### Data extract
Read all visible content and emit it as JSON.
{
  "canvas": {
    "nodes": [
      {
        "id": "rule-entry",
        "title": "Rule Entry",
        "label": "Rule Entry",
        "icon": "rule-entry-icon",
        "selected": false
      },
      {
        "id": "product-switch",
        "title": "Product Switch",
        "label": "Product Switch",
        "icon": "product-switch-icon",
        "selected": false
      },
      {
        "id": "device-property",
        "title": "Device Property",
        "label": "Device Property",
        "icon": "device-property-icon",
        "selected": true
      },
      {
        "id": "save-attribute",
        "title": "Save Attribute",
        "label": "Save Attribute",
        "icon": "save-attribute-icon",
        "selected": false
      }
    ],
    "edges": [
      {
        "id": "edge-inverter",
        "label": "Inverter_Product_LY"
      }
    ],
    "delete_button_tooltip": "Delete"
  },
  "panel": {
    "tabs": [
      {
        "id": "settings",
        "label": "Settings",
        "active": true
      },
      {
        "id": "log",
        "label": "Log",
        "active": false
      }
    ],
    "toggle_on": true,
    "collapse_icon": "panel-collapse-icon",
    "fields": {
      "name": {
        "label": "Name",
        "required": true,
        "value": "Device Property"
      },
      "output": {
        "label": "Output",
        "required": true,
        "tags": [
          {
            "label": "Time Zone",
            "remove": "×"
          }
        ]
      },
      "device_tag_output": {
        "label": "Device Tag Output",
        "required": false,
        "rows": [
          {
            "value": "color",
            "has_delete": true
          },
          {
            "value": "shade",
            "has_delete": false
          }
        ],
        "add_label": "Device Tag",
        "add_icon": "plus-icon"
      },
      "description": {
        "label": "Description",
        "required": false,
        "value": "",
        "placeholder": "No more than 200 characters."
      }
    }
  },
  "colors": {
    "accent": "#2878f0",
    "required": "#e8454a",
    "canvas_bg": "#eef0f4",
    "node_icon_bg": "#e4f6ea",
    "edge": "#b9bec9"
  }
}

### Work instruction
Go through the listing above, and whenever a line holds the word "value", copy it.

### Solution to this task
        "value": "Device Property"
            "value": "color",
            "value": "shade",
        "value": "",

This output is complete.